As evening fell on a chilly day in November 2004, so did the clothes off Heather Preston, a senior at Harbor Hall. Preston’s roommates received no warning and little explanation (“a sociology experiment”) before she stood naked at their common room window, a floor-to-ceiling affair with a commanding view of the entire Harbor courtyard, then full of students streaming to and from the dining hall. They could hardly fail to notice Preston prancing in her third-floor room, which was lit up like a Christmas tree against the autumn twilight.

“There’s a naked chick dancing in front of her window,” one of my male residents casually informed me. I was, after all, a resident assistant. “She’s not really that hot, but she is buck naked,” he mused, for the one plainly offset the other. “Guys are taking pictures. You might wanna do something.”

In addition to her body, Preston displayed great patience and stamina and was still au naturel when I reached her door some 30 minutes after she began. My backup was a female RA and our boss, community director Katie Walrod, who was freshly breathless, wearing gray sweats and a faint residue of irritation at having her evening jog interrupted.

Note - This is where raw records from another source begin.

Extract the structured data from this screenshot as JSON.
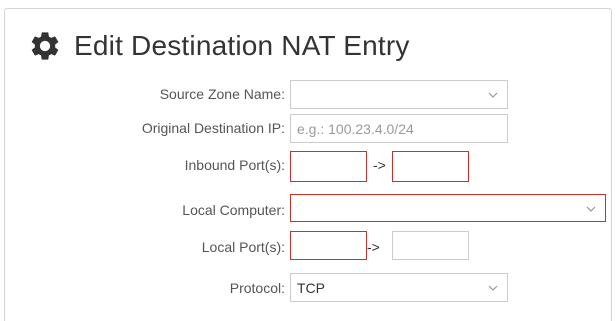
{
  "header": {
    "title": "Edit Destination NAT Entry",
    "icon": "gear-icon"
  },
  "form": {
    "source_zone": {
      "label": "Source Zone Name:",
      "value": ""
    },
    "original_destination_ip": {
      "label": "Original Destination IP:",
      "placeholder": "e.g.: 100.23.4.0/24",
      "value": ""
    },
    "inbound_ports": {
      "label": "Inbound Port(s):",
      "from": "",
      "separator": "->",
      "to": ""
    },
    "local_computer": {
      "label": "Local Computer:",
      "value": ""
    },
    "local_ports": {
      "label": "Local Port(s):",
      "from": "",
      "separator": "->",
      "to": ""
    },
    "protocol": {
      "label": "Protocol:",
      "value": "TCP"
    }
  },
  "colors": {
    "error_border": "#c9302c",
    "input_border": "#cccccc",
    "placeholder": "#9a9a9a"
  }
}
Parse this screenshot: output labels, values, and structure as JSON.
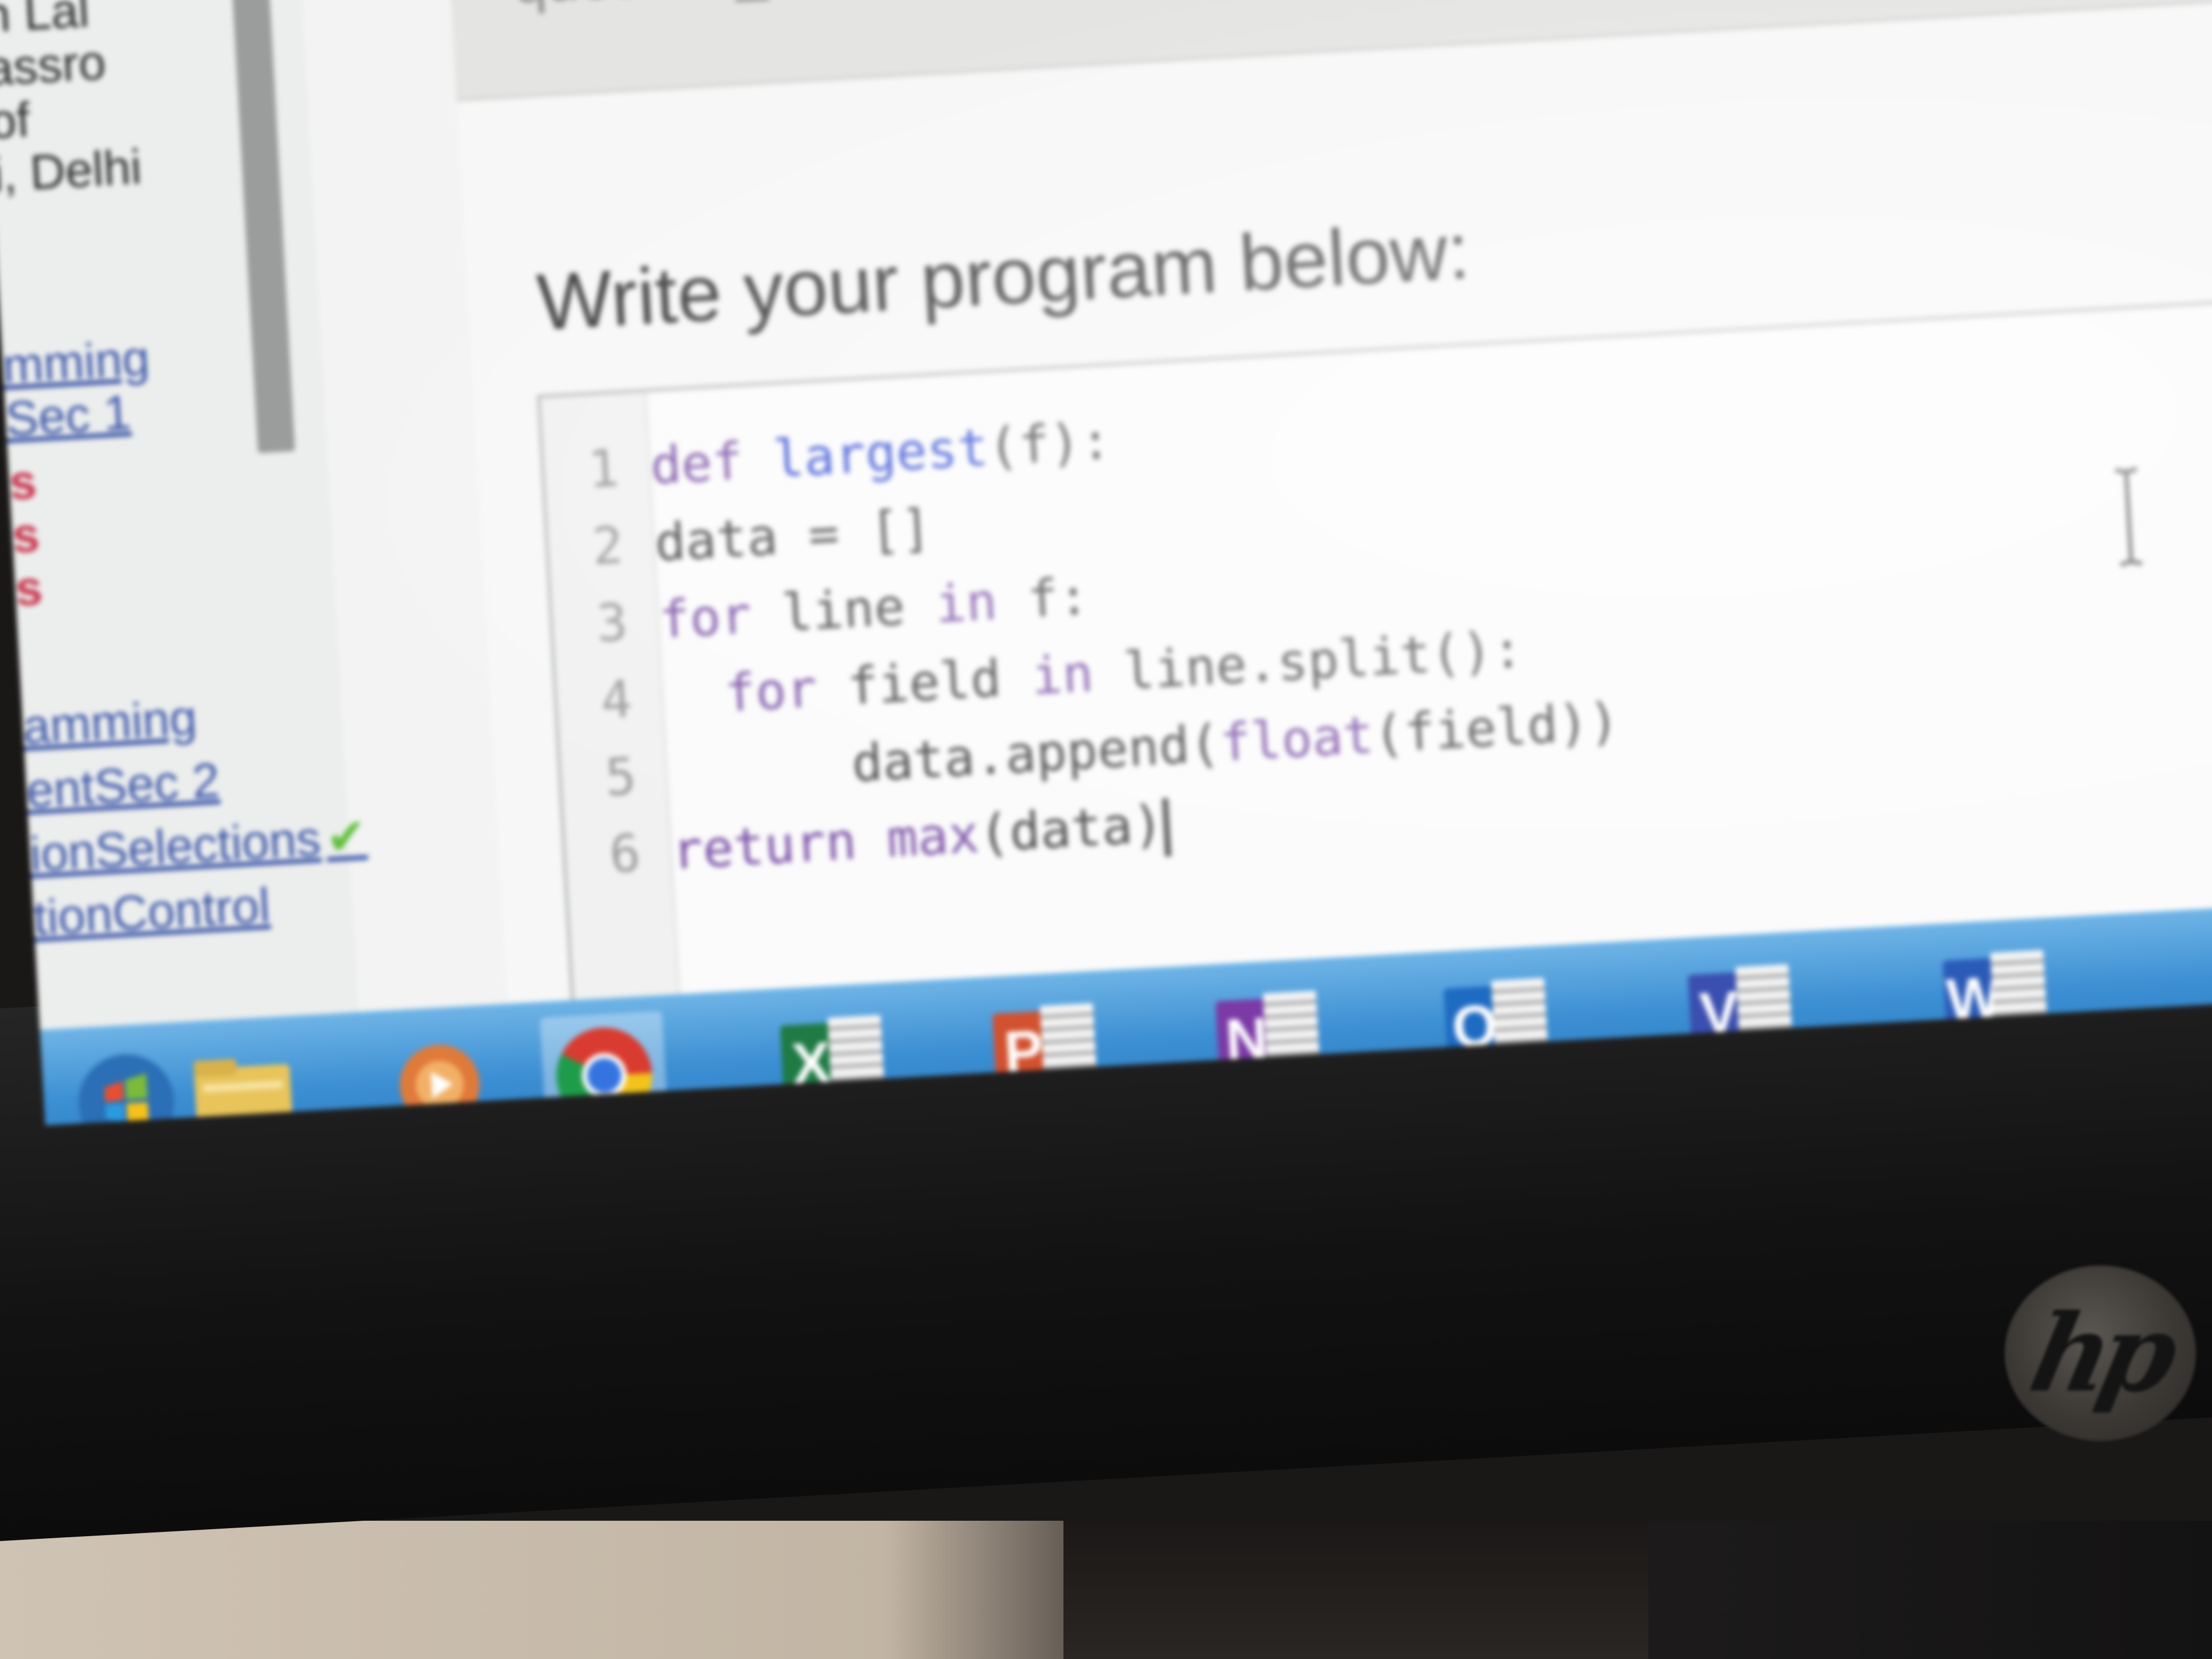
{
  "colors": {
    "taskbar": "#3c8fd3",
    "code_keyword": "#7a4fa6",
    "code_function": "#2f4bd3",
    "excel": "#1f7a44",
    "powerpoint": "#d2512f",
    "onenote": "#7b3aa6",
    "outlook": "#1e6bc2",
    "visio": "#3a4fb0",
    "word": "#2b5bb8"
  },
  "sidebar": {
    "items": [
      {
        "label": "mming"
      },
      {
        "label": "n Lal"
      },
      {
        "label": "assro"
      },
      {
        "label": "of"
      },
      {
        "label": "i, Delhi"
      },
      {
        "label": "mming"
      },
      {
        "label": "Sec 1"
      },
      {
        "label": "s"
      },
      {
        "label": "s"
      },
      {
        "label": "s"
      },
      {
        "label": "amming"
      },
      {
        "label": "entSec 2"
      },
      {
        "label": "ionSelections"
      },
      {
        "label": "tionControl"
      }
    ]
  },
  "header": {
    "text": "question_"
  },
  "main": {
    "prompt": "Write your program below:"
  },
  "editor": {
    "lines": [
      {
        "num": "1",
        "indent": "",
        "parts": [
          {
            "t": "def ",
            "c": "kw"
          },
          {
            "t": "largest",
            "c": "fn"
          },
          {
            "t": "(f):",
            "c": "code"
          }
        ]
      },
      {
        "num": "2",
        "indent": "",
        "parts": [
          {
            "t": "data = []",
            "c": "code"
          }
        ]
      },
      {
        "num": "3",
        "indent": "",
        "parts": [
          {
            "t": "for ",
            "c": "kw"
          },
          {
            "t": "line ",
            "c": "code"
          },
          {
            "t": "in ",
            "c": "kw"
          },
          {
            "t": "f:",
            "c": "code"
          }
        ]
      },
      {
        "num": "4",
        "indent": "  ",
        "parts": [
          {
            "t": "for ",
            "c": "kw"
          },
          {
            "t": "field ",
            "c": "code"
          },
          {
            "t": "in ",
            "c": "kw"
          },
          {
            "t": "line.split():",
            "c": "code"
          }
        ]
      },
      {
        "num": "5",
        "indent": "      ",
        "parts": [
          {
            "t": "data.append(",
            "c": "code"
          },
          {
            "t": "float",
            "c": "kw"
          },
          {
            "t": "(field))",
            "c": "code"
          }
        ]
      },
      {
        "num": "6",
        "indent": "",
        "parts": [
          {
            "t": "return ",
            "c": "kw"
          },
          {
            "t": "max",
            "c": "kw"
          },
          {
            "t": "(data)",
            "c": "code"
          }
        ]
      }
    ]
  },
  "taskbar": {
    "apps": [
      {
        "name": "start",
        "icon": "windows-orb-icon"
      },
      {
        "name": "explorer",
        "icon": "folder-icon"
      },
      {
        "name": "media",
        "icon": "media-player-icon"
      },
      {
        "name": "chrome",
        "icon": "chrome-icon"
      },
      {
        "name": "excel",
        "icon": "excel-icon",
        "letter": "X"
      },
      {
        "name": "powerpoint",
        "icon": "powerpoint-icon",
        "letter": "P"
      },
      {
        "name": "onenote",
        "icon": "onenote-icon",
        "letter": "N"
      },
      {
        "name": "outlook",
        "icon": "outlook-icon",
        "letter": "O"
      },
      {
        "name": "visio",
        "icon": "visio-icon",
        "letter": "V"
      },
      {
        "name": "word",
        "icon": "word-icon",
        "letter": "W"
      }
    ]
  },
  "monitor": {
    "brand": "hp"
  }
}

Preston expressed wide-eyed incredulity when told her behavior was objectionable, since she normally undressed before the same window. This time she was loitering deliberately for a good cause. Her friend, sophomore Mark Beckhardt, had an assignment for Sociology 101 to “break a social norm” and document the effects. He sat in the courtyard below, notebook in hand and waited. His reward came in the form of a raucous, mostly male crowd, which numbered 25 strong at its peak. As they blew kisses, whistled catcalls and indulged in the occasional flip-phone photo, he scribbled.

The crowd was dispersing when we approached Beckhardt, who stood alone, puffing coolly on a cigarette. He was wonderfully unrepentant, refusing to admit wrongdoing or even give his last name. Katie, irate, told him he could lose his housing privileges for being uncooperative.

Preston later surrendered his last name for my incident report to the Office of Residential Life, which ultimately chose measured benevolence, letting the pair go with only a stern talking-to.

I tipped my editor off to the story but declined to write it because I felt too involved. The front-page story went to Darla Mercado, an English-lit major who is now a personal finance reporter for CNBC.

Darla, whom I remember as being slender, bespectacled and usually serious, chortles readily over the phone when I ask her now to recall the naked time.

“It was my first hard news story and also my first front-page story,” she says. “A defining moment in my life,” she says with a giggle that throbs equal parts sarcasm and nostalgia; Darla wound up marrying a fellow Retriever reporter.

We agree that the naked time was not The Retriever’s greatest act of journalism between 2002 and 2006. For me, that would be former chief editor Joe Howley’s workmanlike 4,000-word portrait of John Gaumer, the UMBC biochemistry major, former football player, and all-around aggressive ladies’ man who raped and beat his date to death a few miles off campus.

It’s a credit to UMBC that Gaumer’s story doesn’t stand out, but charming campus peculiarities do. We talk about how our lives have changed since The Retriever days and commit to a happy hour with other veterans when she’s in town; Darla giggles again.